Task statement. Wherever the string "heading" appears in the entries below, return the line that holds it.

Data records for software interfaces.
================================

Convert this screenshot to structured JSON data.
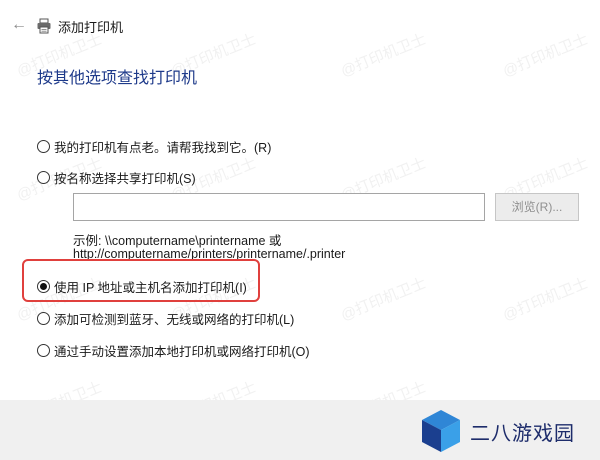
{
  "titlebar": {
    "back_glyph": "←",
    "title": "添加打印机",
    "icon": "printer-icon"
  },
  "heading": "按其他选项查找打印机",
  "options": [
    {
      "label": "我的打印机有点老。请帮我找到它。(R)",
      "checked": false
    },
    {
      "label": "按名称选择共享打印机(S)",
      "checked": false
    },
    {
      "label": "使用 IP 地址或主机名添加打印机(I)",
      "checked": true
    },
    {
      "label": "添加可检测到蓝牙、无线或网络的打印机(L)",
      "checked": false
    },
    {
      "label": "通过手动设置添加本地打印机或网络打印机(O)",
      "checked": false
    }
  ],
  "share": {
    "input_value": "",
    "browse_label": "浏览(R)...",
    "example_line1": "示例: \\\\computername\\printername 或",
    "example_line2": "http://computername/printers/printername/.printer"
  },
  "watermark_text": "@打印机卫士",
  "brand": {
    "name": "二八游戏园",
    "colors": {
      "top": "#2f86d6",
      "left": "#1b3f8f",
      "right": "#3aa0e8"
    }
  },
  "colors": {
    "heading": "#1e3a8a",
    "highlight": "#e0403d"
  }
}
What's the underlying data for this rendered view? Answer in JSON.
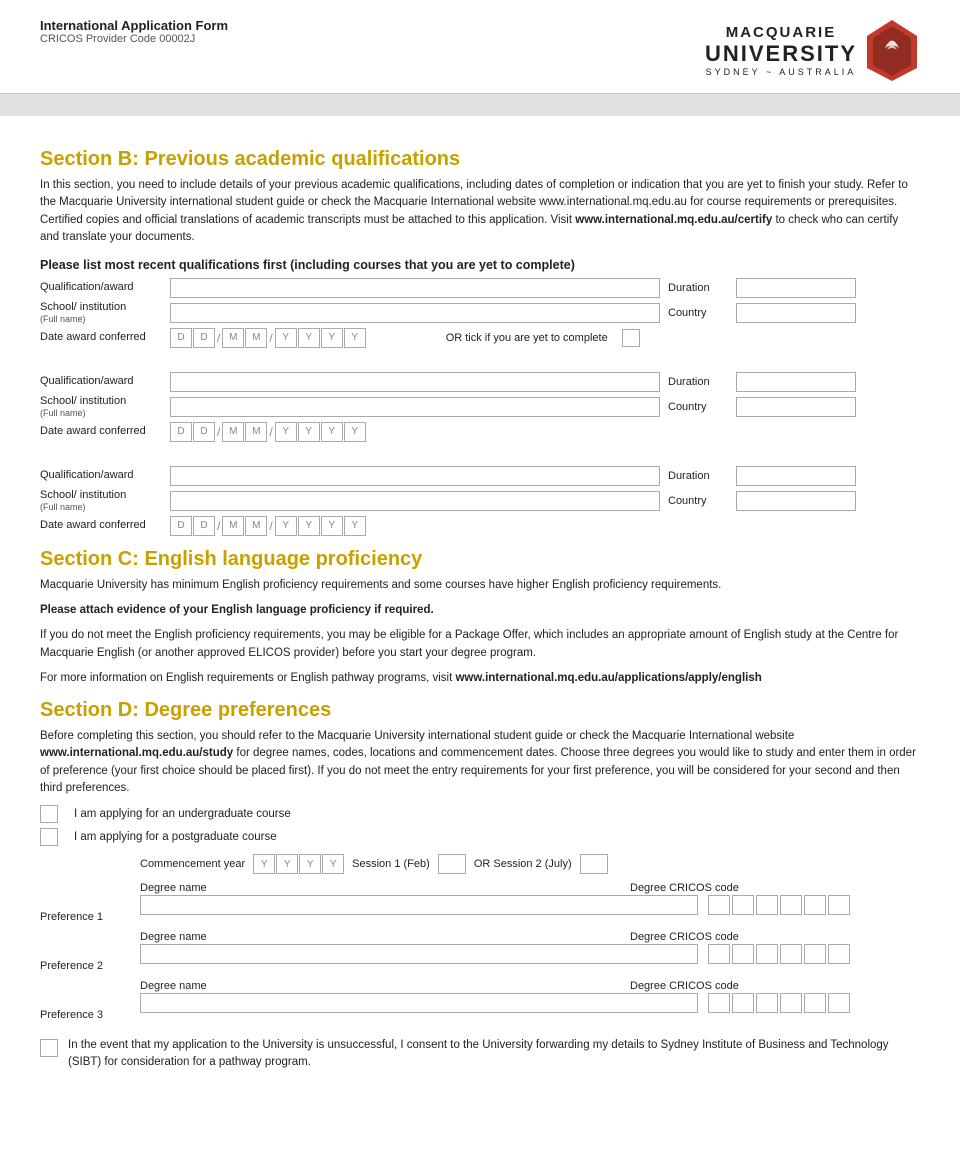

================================

Response to the task.
  "heading": "按其他选项查找打印机",
    "heading": "#1e3a8a",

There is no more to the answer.